Income attributable to a qualified 2016 disaster distribution can, under the Act, be included in income ratably over three years (Act Sec. 11028(b)(1)(E)), and the amount of a qualified 2016 disaster distribution can be recontributed to an eligible retirement plan within three years.
The Act also provides that a plan amendment made pursuant to the above disaster relief provisions may be retroactively effective if certain requirements are met, including that it be made on or before the last day of the first plan year beginning after December 31, 2018 (December 31, 2020 for a governmental plan), or a later date prescribed by IRS. (Act Sec. 11028(b)(1)(F)(2)(B))
Repeal of the Rule Allowing Recharacterization of IRA Contributions
Under pre-Act law, if an individual makes a contribution to an IRA (traditional or Roth) for a tax year, the individual is allowed to recharacterize the contribution as a contribution to the other type of IRA (traditional or Roth) by making a trustee-to-trustee transfer to the other type of IRA before the due date for the individual’s income tax return for that year. In the case of a recharacterization, the contribution will be treated as having been made to the transferee IRA (and not the original, transferor IRA) as of the date of the original contribution. Both regular contributions and conversion contributions to a Roth IRA can be recharacterized as having been made to a traditional IRA.
New law. For tax years beginning after Dec. 31, 2017, the rule that allows a contribution to one type of IRA to be recharacterized as a contribution to the other type of IRA does not apply to a conversion contribution to a Roth IRA. Thus, recharacterization cannot be used to unwind a Roth conversion. (Code Sec. 408A(d), as amended by Act Sec. 13611)
Length of Service Award Programs for Public Safety Volunteers

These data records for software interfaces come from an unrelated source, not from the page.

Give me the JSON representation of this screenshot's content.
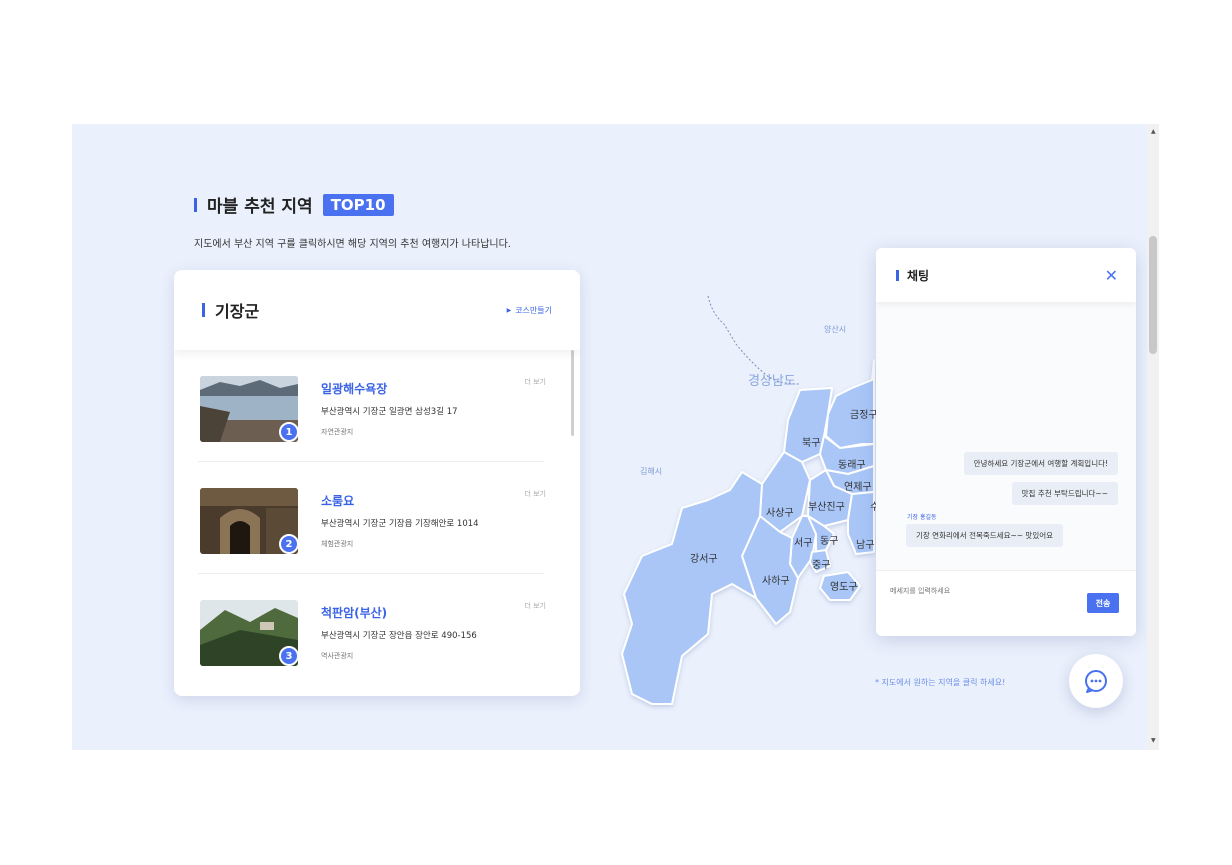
{
  "section": {
    "title": "마블 추천 지역",
    "badge": "TOP10",
    "description": "지도에서 부산 지역 구를 클릭하시면 해당 지역의 추천 여행지가 나타납니다."
  },
  "list_panel": {
    "region": "기장군",
    "course_button": "코스만들기",
    "items": [
      {
        "rank": "1",
        "name": "일광해수욕장",
        "address": "부산광역시 기장군 일광면 삼성3길 17",
        "category": "자연관광지",
        "more": "더 보기"
      },
      {
        "rank": "2",
        "name": "소룸요",
        "address": "부산광역시 기장군 기장읍 기장해안로 1014",
        "category": "체험관광지",
        "more": "더 보기"
      },
      {
        "rank": "3",
        "name": "척판암(부산)",
        "address": "부산광역시 기장군 장안읍 장안로 490-156",
        "category": "역사관광지",
        "more": "더 보기"
      }
    ]
  },
  "map": {
    "labels": {
      "gyeongnam": "경상남도",
      "yangsan": "양산시",
      "gimhae": "김해시",
      "geumjeong": "금정구",
      "buk": "북구",
      "dongnae": "동래구",
      "yeonje": "연제구",
      "sasang": "사상구",
      "busanjin": "부산진구",
      "gangseo": "강서구",
      "seo": "서구",
      "dong": "동구",
      "nam": "남구",
      "jung": "중구",
      "saha": "사하구",
      "yeongdo": "영도구",
      "suyeong": "수"
    },
    "hint": "* 지도에서 원하는 지역을 클릭 하세요!"
  },
  "chat": {
    "title": "채팅",
    "messages": [
      {
        "from": "me",
        "text": "안녕하세요 기장군에서 여행할 계획입니다!"
      },
      {
        "from": "me",
        "text": "맛집 추천 부탁드립니다~~"
      },
      {
        "from": "other",
        "sender": "기장 홍길동",
        "text": "기장 연화리에서 전복죽드세요~~ 맛있어요"
      }
    ],
    "input_placeholder": "메세지를 입력하세요",
    "send_label": "전송"
  },
  "colors": {
    "accent": "#4a72f0",
    "background": "#eaf0fc",
    "map_fill": "#a9c6f7"
  }
}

Under pre-Act law, any plan that solely provides length of service awards to bona fide volunteers or their beneficiaries, on account of qualified services performed by the volunteers, is not treated as a plan of deferred compensation for purposes of the Code Sec. 457 rules. Qualified services are fire fighting and prevention services, emergency medical services, and ambulance services, including services performed by dispatchers, mechanics, ambulance drivers, and certified instructors. The exception applies only if the aggregate amount of length of service awards accruing for a bona fide volunteer with respect to any year of service does not exceed $3,000.
New law. For tax years beginning after December 31, 2017, the Act increases the aggregate amount of length of service awards that may accrue for a bona fide volunteer with respect to any year of service, from $3,000 to $6,000, and adjusts that amount to reflect changes in cost-of-living. Also, if the plan is a defined benefit plan, the limit applies to the actuarial present value of the aggregate amount of length of service awards accruing with respect to any year of service. Actuarial present value is calculated using reasonable actuarial assumptions and methods, assuming payment will be made under the most valuable form of payment under the plan, with payment commencing at the later of the earliest age at which unreduced benefits are payable under the plan, or the participant’s age at the time of the calculation. (Code Sec. 457(e), as amended by Act Sec. 13612).